Body dysmorphic disorder: are surgeons too quick to nip and tuck?
Most of us have some insecurities about how we look, and some aspects of our appearance that we might secretly wish were different. But for people with body dysmorphic disorder, these issues become an obsession and constant focus of concern.
Body dysmorphic disorder is a psychiatric condition that leads people to adopt extremely distorted negative beliefs about their appearances: seeing themselves to be ugly, malformed, misshapen or hideous. Such beliefs do not reflect the reality of how they appear to others. The degree of concern and distress they may feel about their appearance is vastly out of proportion to any actual physical “defect”.
A small minority of the population is believed to experience the condition. One study found about 2.3% of participants had the condition.
The mirror is a major problem for people with body dysmorphic disorder. Some sufferers become fixated with mirror checking, with hours of their day absorbed in inspecting their appearance. Mostly this checking is counter-productive, making them feel worse and increasing their distress.
Other people with the condition may avoid mirrors altogether. Some can even have catastrophic reactions should they happen to glance at themselves in a reflective surface such as a shop window. Lots of sufferers conceal themselves under hats, scarves, wigs, dark glasses or excessive layers of makeup or concealing clothing in an attempt to hide their supposed defects.
Body dysmorphic disorder should not simply be dismissed as an expression of extreme vanity or insecurity about looks. This condition often leads to substantial distress and social and occupational impairment. Rates of depression are high, while suicide is not an uncommon outcome for those who do not receive appropriate treatment. Many avoid social situations for fear of others judging them negatively because of how they look.
Because people with body dysmorphic disorder “see” themselves as having a cosmetic problem, it’s not surprising they often seek a cosmetic “solution”.
The highest rates of body dysmorphic disorder are found among people using cosmetic services like plastic surgeons, cosmetic dermatologists and cosmetic dentists. One study found up to 70% of people with body dysmorphic disorder had sought cosmetic procedures, and half had received such interventions.
The tragedy is that cosmetic procedures – by definition – do not solve the underlying psychological problem. They leave a majority of sufferers worse off: they pay for the procedure and suffer the pain and inconvenience of it, yet “see” the resulting cosmetic outcome as unsatisfactory, even if objectively the result is excellent.
This often leads to requests for more treatments, with ensuing worsening of the mental state of the patient and increasing frustration on behalf of the cosmetic specialist. The situation can become so heated that legal action, physical threats and even homicide have been known to be perpetrated by body dysmorphic disorder patients.
How can these outcomes be avoided?
Cosmetic interventions of all types are becoming increasingly accessible to a wider public.

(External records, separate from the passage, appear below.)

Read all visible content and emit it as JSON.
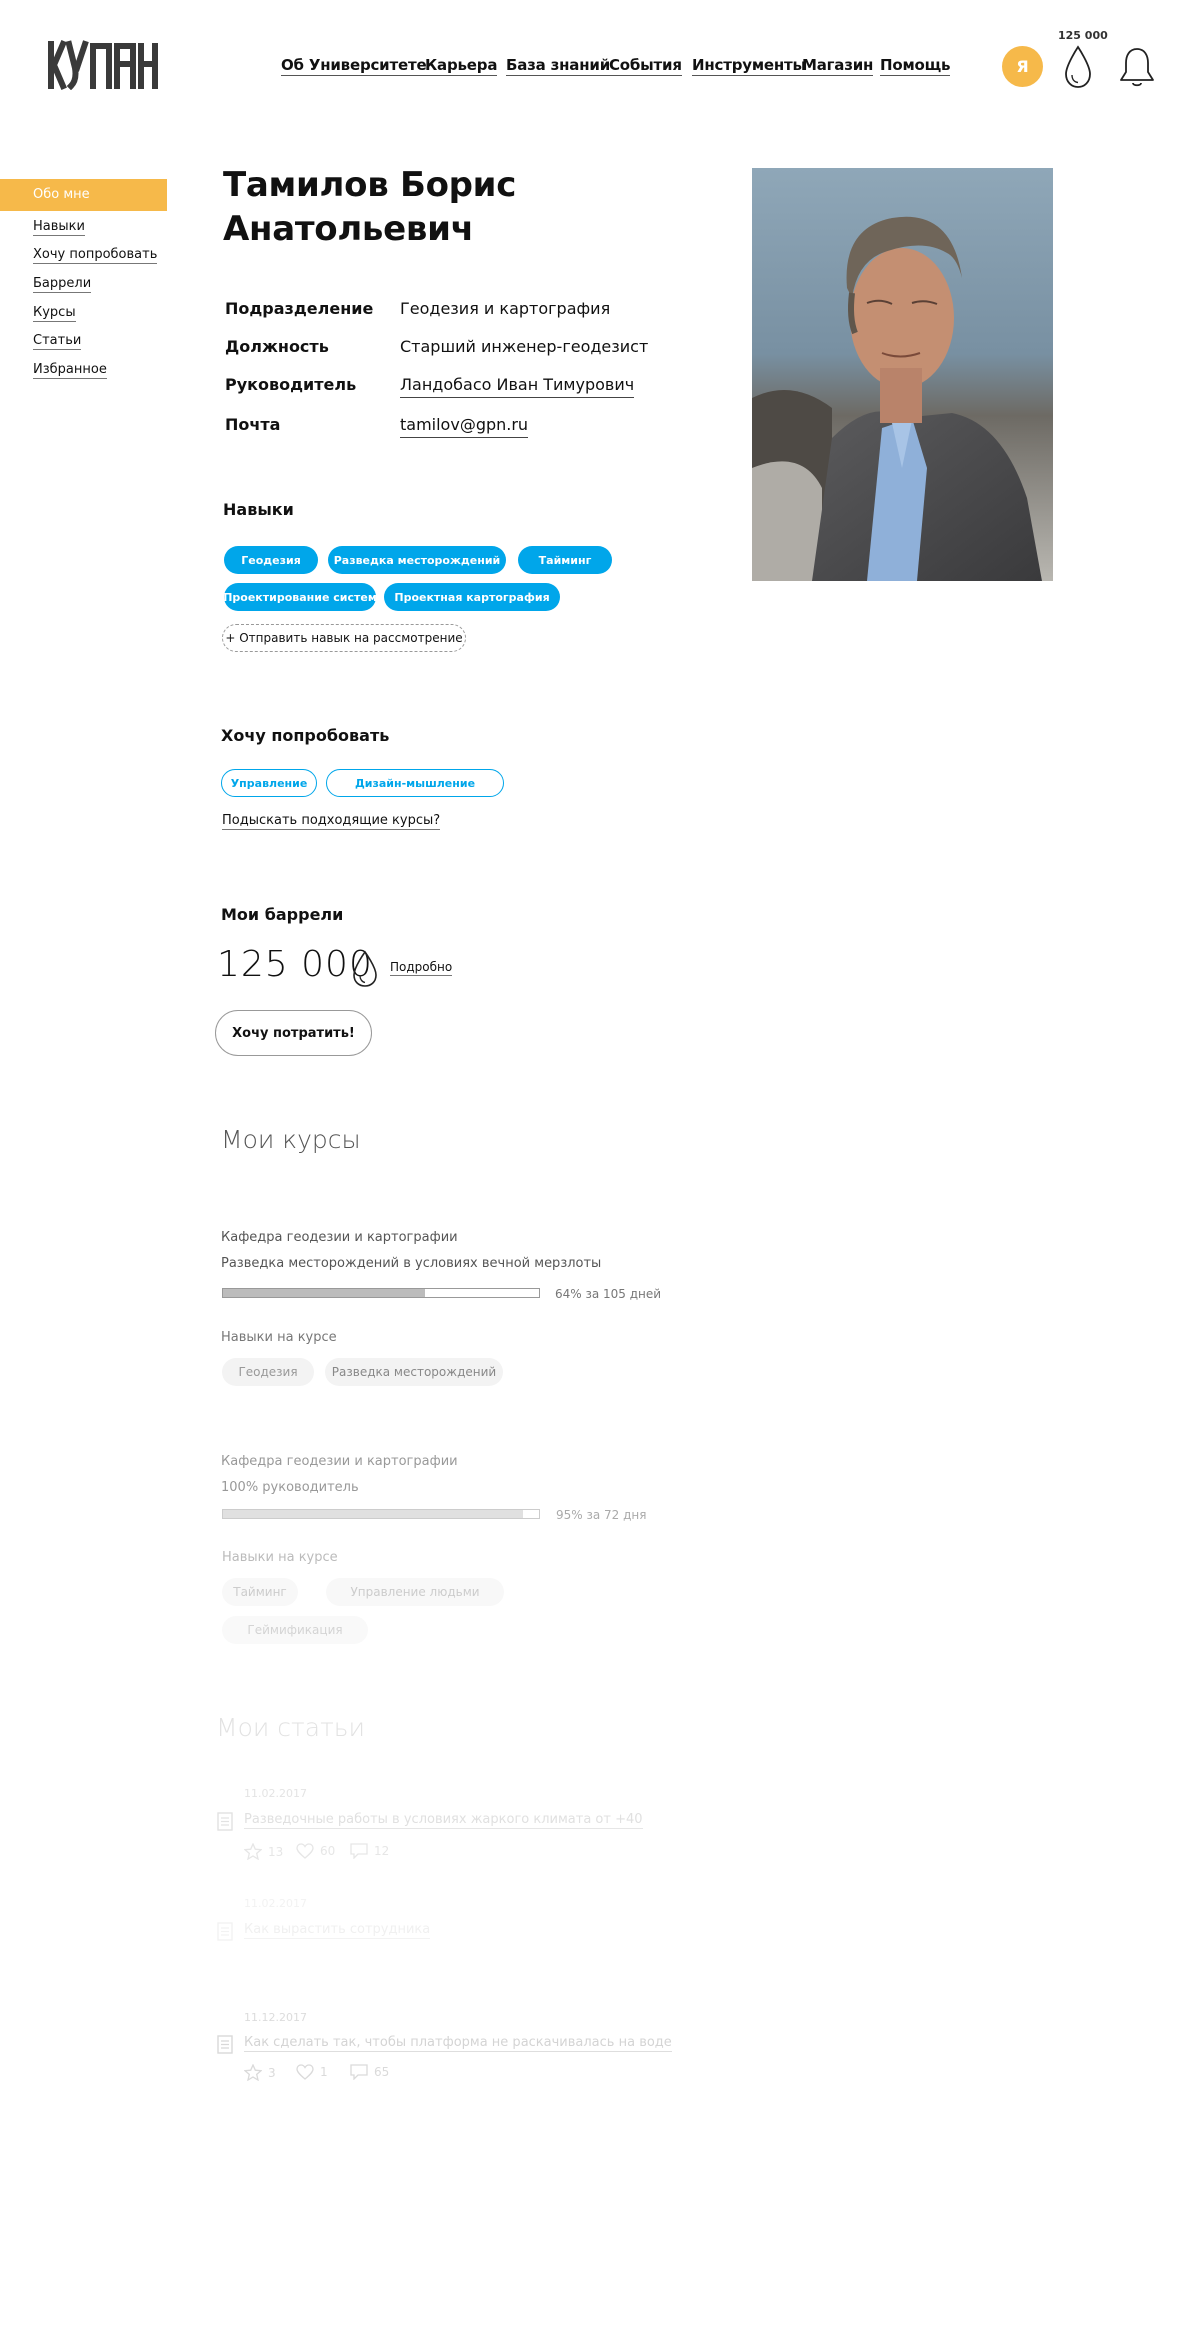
{
  "header": {
    "logo_alt": "КУГПН",
    "nav": [
      "Об Университете",
      "Карьера",
      "База знаний",
      "События",
      "Инструменты",
      "Магазин",
      "Помощь"
    ],
    "avatar_letter": "Я",
    "balance": "125 000"
  },
  "sidebar": {
    "items": [
      "Обо мне",
      "Навыки",
      "Хочу попробовать",
      "Баррели",
      "Курсы",
      "Статьи",
      "Избранное"
    ]
  },
  "profile": {
    "name_line1": "Тамилов Борис",
    "name_line2": "Анатольевич",
    "fields": [
      {
        "label": "Подразделение",
        "value": "Геодезия и картография"
      },
      {
        "label": "Должность",
        "value": "Старший инженер-геодезист"
      },
      {
        "label": "Руководитель",
        "value": "Ландобасо Иван Тимурович"
      },
      {
        "label": "Почта",
        "value": "tamilov@gpn.ru"
      }
    ]
  },
  "skills": {
    "title": "Навыки",
    "items": [
      "Геодезия",
      "Разведка месторождений",
      "Тайминг",
      "Проектирование систем",
      "Проектная картография"
    ],
    "submit_label": "+ Отправить навык на рассмотрение"
  },
  "want_to_try": {
    "title": "Хочу попробовать",
    "items": [
      "Управление",
      "Дизайн-мышление"
    ],
    "link": "Подыскать подходящие курсы?"
  },
  "barrels": {
    "title": "Мои баррели",
    "count": "125 000",
    "details_link": "Подробно",
    "spend_button": "Хочу потратить!"
  },
  "courses": {
    "title": "Мои курсы",
    "skills_label": "Навыки на курсе",
    "items": [
      {
        "department": "Кафедра геодезии и картографии",
        "name": "Разведка месторождений в условиях вечной мерзлоты",
        "progress": 0.64,
        "progress_text": "64% за 105 дней",
        "skills": [
          "Геодезия",
          "Разведка месторождений"
        ]
      },
      {
        "department": "Кафедра геодезии и картографии",
        "name": "100% руководитель",
        "progress": 0.95,
        "progress_text": "95% за  72 дня",
        "skills": [
          "Тайминг",
          "Управление людьми",
          "Геймификация"
        ]
      }
    ]
  },
  "articles": {
    "title": "Мои статьи",
    "items": [
      {
        "date": "11.02.2017",
        "title": "Разведочные работы в условиях жаркого климата от +40",
        "stars": "13",
        "likes": "60",
        "comments": "12"
      },
      {
        "date": "11.02.2017",
        "title": "Как вырастить сотрудника",
        "stars": "",
        "likes": "",
        "comments": ""
      },
      {
        "date": "11.12.2017",
        "title": "Как сделать так, чтобы платформа не раскачивалась на воде",
        "stars": "3",
        "likes": "1",
        "comments": "65"
      }
    ]
  }
}
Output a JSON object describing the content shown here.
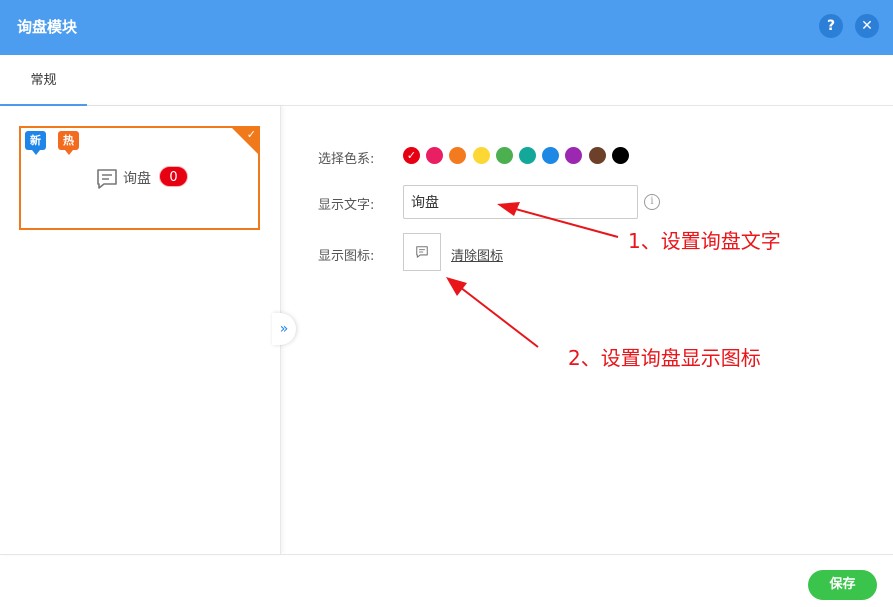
{
  "dialog": {
    "title": "询盘模块",
    "help_label": "?",
    "close_label": "✕"
  },
  "tabs": [
    {
      "label": "常规"
    }
  ],
  "preview": {
    "badge_new": "新",
    "badge_hot": "热",
    "label": "询盘",
    "count": "0",
    "icon": "chat-icon",
    "accent": "#f07a1b"
  },
  "form": {
    "color_label": "选择色系:",
    "colors": [
      "#e60012",
      "#e91e63",
      "#f47a20",
      "#fdd835",
      "#4caf50",
      "#14a89a",
      "#1e88e5",
      "#9c27b0",
      "#6d4029",
      "#000000"
    ],
    "selected_color_index": 0,
    "text_label": "显示文字:",
    "text_value": "询盘",
    "icon_label": "显示图标:",
    "clear_icon_label": "清除图标"
  },
  "annotations": {
    "note1": "1、设置询盘文字",
    "note2": "2、设置询盘显示图标",
    "color": "#e8151b"
  },
  "footer": {
    "save_label": "保存",
    "save_color": "#3bc44b"
  }
}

Therefore, it would be ideal for cosmetic specialists routinely to screen for body dysmorphic disorder.
Australian cosmetic specialists are not mandated to screen for body dysmorphic disorder and there’s no available information on the proportion of cosmetic clinics that screen for the condition. From my experience of speaking to patients who have sought cosmetic intervention, screening is variable at best.
There are certainly some practitioners who are very aware of the risks associated with body dysmorphic disorder and ensure their clients are screened and offered referral for further help if required. Unfortunately, too often screening is not performed and patients suffer as a consequence.
Screening should be mandated for people seeking any cosmetic procedure that might be seen as “enduring”: this includes surgical procedures. My colleagues and I have developed a questionnaire for practitioners, which through a series of simple questions can help diagnose body dysmorphic disorder.
For those who may body dysmorphic disorder, careful further questioning and referral to a body dysmorphic disorder specialist is required. A range of psychological therapies (such as cognitive behaviour therapy) and medications (mostly antidepressants) can be very effective at treating the condition’s underlying problems.
Simply providing cosmetic clinics with screening tools won’t guarantee all doctors accurately assess for body dysmorphic disorder. This is because we cannot expect all clients to answer questionnaires truthfully. However, in my experience, having seen hundreds of people with body dysmorphic disorder, they usually do.
At the end of the day, it would be ideal if cosmetic specialists did everything in their power to fulfil their ethical obligations. To not screen and then deliver cosmetic procedures to people who may have body dysmorphic disorder goes against the medical dictum “first do no harm”.